◆ Task ◆
Repeat every record exactly, but keep images out of the copy.

Extracted data entries:
*-*-*
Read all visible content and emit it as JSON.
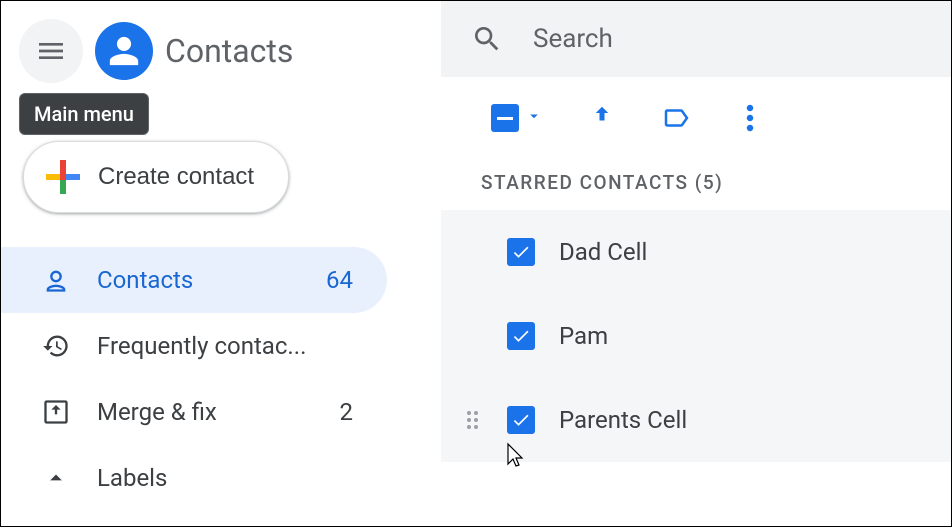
{
  "header": {
    "app_title": "Contacts",
    "tooltip": "Main menu"
  },
  "create_button": {
    "label": "Create contact"
  },
  "sidebar": {
    "items": [
      {
        "label": "Contacts",
        "count": "64",
        "active": true
      },
      {
        "label": "Frequently contac...",
        "count": "",
        "active": false
      },
      {
        "label": "Merge & fix",
        "count": "2",
        "active": false
      }
    ],
    "labels_header": "Labels"
  },
  "search": {
    "placeholder": "Search"
  },
  "section": {
    "starred_header": "STARRED CONTACTS (5)"
  },
  "contacts": [
    {
      "name": "Dad Cell",
      "checked": true
    },
    {
      "name": "Pam",
      "checked": true
    },
    {
      "name": "Parents Cell",
      "checked": true
    }
  ],
  "colors": {
    "primary": "#1a73e8"
  }
}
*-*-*
◆ Response box ◆
Read all visible content and emit it as JSON.
{
  "header": {
    "app_title": "Contacts",
    "tooltip": "Main menu"
  },
  "create_button": {
    "label": "Create contact"
  },
  "sidebar": {
    "items": [
      {
        "label": "Contacts",
        "count": "64",
        "active": true
      },
      {
        "label": "Frequently contac...",
        "count": "",
        "active": false
      },
      {
        "label": "Merge & fix",
        "count": "2",
        "active": false
      }
    ],
    "labels_header": "Labels"
  },
  "search": {
    "placeholder": "Search"
  },
  "section": {
    "starred_header": "STARRED CONTACTS (5)"
  },
  "contacts": [
    {
      "name": "Dad Cell",
      "checked": true
    },
    {
      "name": "Pam",
      "checked": true
    },
    {
      "name": "Parents Cell",
      "checked": true
    }
  ],
  "colors": {
    "primary": "#1a73e8"
  }
}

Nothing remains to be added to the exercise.